The logistical challenge of slaughtering pigs while they’re at their slaughter weight, and being able to transport their meat to supermarkets, could see farmers having to cull pigs if the delays become too large.
Kwasi Kwarteng, the Business Secretary, is holding meetings with those in the industry who are hoping the government can offer them a lifeline against the rising fuel costs.
Why is there a CO2 shortage?
There’s been a global surge in demand for fuel, especially from Asia, and a reduction in supply.
In Europe, the very cold winter of 2020 put pressure on supplies, meaning the amount of stored gas is lower than normal.
In the UK specifically, our renewable energy sources haven’t produced as much as usual, as we’ve had the least windy summer in 60 years.

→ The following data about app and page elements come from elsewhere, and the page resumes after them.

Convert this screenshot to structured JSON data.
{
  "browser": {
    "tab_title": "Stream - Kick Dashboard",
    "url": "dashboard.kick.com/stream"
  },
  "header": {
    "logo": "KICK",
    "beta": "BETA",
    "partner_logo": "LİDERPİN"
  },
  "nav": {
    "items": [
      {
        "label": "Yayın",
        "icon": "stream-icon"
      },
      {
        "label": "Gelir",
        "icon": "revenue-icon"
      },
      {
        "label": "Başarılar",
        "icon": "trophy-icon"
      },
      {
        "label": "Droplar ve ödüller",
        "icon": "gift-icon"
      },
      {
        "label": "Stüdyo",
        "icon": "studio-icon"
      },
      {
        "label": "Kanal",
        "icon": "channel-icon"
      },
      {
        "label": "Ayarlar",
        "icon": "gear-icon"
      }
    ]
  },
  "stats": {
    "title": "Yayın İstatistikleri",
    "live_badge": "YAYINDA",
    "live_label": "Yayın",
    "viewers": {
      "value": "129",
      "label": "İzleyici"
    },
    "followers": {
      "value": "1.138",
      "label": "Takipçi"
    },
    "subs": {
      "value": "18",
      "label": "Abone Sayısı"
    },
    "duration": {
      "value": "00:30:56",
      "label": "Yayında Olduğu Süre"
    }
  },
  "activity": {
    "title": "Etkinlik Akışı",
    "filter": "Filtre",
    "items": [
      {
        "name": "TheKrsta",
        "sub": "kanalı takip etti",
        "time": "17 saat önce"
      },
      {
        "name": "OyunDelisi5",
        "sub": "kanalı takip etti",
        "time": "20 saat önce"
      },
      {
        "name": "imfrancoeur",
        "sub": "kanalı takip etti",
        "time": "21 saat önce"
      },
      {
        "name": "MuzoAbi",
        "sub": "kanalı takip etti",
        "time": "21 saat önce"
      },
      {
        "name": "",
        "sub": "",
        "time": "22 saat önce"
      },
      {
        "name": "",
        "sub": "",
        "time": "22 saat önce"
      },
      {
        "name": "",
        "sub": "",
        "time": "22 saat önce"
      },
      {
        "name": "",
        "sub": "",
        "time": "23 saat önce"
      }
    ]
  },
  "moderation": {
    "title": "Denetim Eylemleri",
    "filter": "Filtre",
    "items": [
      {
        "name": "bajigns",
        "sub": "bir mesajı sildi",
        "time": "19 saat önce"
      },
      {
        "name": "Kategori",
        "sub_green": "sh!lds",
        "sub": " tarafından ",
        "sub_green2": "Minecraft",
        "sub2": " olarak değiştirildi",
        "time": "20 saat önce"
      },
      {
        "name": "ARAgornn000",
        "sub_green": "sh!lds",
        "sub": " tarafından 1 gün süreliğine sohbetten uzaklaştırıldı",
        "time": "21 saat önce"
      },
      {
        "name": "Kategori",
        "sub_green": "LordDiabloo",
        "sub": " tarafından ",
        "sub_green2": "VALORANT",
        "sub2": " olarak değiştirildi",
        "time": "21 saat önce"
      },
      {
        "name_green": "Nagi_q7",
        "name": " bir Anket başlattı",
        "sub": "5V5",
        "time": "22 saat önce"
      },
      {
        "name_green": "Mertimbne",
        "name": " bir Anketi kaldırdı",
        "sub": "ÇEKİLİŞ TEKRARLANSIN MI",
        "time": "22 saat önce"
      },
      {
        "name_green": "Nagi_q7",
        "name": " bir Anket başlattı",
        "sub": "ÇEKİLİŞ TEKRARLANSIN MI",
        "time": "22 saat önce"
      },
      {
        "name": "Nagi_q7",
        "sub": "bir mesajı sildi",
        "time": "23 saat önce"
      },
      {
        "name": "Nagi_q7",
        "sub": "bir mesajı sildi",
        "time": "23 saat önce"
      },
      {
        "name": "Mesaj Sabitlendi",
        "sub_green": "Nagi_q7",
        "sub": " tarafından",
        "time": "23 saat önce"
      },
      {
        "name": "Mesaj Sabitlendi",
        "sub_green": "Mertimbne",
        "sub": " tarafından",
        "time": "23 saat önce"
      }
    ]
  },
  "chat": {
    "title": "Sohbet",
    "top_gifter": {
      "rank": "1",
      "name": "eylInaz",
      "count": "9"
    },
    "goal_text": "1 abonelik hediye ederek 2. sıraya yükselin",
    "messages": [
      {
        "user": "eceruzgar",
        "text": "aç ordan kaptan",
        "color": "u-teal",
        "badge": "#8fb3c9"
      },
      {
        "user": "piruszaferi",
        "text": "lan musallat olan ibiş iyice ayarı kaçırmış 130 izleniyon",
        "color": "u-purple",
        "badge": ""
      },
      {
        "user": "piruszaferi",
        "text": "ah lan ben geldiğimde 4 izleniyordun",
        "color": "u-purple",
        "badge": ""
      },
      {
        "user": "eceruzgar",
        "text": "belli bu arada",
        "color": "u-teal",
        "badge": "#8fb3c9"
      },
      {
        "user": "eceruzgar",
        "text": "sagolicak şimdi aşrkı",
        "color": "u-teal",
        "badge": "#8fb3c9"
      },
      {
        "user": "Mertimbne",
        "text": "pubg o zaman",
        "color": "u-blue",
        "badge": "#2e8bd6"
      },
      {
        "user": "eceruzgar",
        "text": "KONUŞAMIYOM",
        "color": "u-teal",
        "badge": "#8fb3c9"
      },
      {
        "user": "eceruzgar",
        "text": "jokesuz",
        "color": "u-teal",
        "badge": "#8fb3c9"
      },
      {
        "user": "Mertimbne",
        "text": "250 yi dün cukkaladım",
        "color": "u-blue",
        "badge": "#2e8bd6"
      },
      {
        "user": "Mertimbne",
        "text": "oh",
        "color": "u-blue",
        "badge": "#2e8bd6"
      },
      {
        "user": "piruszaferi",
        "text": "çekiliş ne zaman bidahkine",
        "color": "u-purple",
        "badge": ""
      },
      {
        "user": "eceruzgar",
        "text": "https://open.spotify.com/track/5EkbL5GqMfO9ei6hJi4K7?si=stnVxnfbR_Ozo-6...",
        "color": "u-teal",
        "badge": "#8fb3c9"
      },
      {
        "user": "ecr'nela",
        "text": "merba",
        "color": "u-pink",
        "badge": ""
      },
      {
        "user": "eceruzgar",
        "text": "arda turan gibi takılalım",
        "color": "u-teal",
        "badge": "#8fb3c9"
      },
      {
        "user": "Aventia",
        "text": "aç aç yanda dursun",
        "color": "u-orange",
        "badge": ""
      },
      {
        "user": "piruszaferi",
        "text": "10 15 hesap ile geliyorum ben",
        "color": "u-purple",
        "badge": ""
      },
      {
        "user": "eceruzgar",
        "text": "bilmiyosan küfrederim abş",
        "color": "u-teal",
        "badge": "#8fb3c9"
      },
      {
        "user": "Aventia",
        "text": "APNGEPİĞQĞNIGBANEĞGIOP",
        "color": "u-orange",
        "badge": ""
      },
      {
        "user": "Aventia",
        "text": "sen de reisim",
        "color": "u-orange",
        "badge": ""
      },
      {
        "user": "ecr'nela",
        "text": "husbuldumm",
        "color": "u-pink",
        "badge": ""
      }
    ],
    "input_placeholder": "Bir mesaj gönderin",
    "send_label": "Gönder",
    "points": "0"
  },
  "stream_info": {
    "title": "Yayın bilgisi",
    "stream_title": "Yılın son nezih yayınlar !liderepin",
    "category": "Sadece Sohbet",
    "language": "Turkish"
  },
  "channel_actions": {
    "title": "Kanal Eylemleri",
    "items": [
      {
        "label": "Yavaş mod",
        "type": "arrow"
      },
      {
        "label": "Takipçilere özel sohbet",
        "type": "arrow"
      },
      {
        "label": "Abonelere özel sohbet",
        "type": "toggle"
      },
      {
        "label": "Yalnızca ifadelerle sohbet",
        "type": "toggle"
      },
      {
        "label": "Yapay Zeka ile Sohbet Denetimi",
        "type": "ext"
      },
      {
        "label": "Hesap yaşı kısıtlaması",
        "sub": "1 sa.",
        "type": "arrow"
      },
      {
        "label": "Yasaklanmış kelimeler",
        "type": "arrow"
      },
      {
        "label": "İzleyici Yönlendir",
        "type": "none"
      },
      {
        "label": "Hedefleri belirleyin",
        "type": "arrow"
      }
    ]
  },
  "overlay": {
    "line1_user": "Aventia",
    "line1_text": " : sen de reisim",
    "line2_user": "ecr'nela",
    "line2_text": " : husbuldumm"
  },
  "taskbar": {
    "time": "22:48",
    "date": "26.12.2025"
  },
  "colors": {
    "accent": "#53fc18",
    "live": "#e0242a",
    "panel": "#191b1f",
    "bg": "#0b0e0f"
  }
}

Last week only 9 percent of power across Britain was from wind.
According to Oil & Gas UK, the wholesale price of gas has increased by 250 percent since January.Internet Explorer Channel Network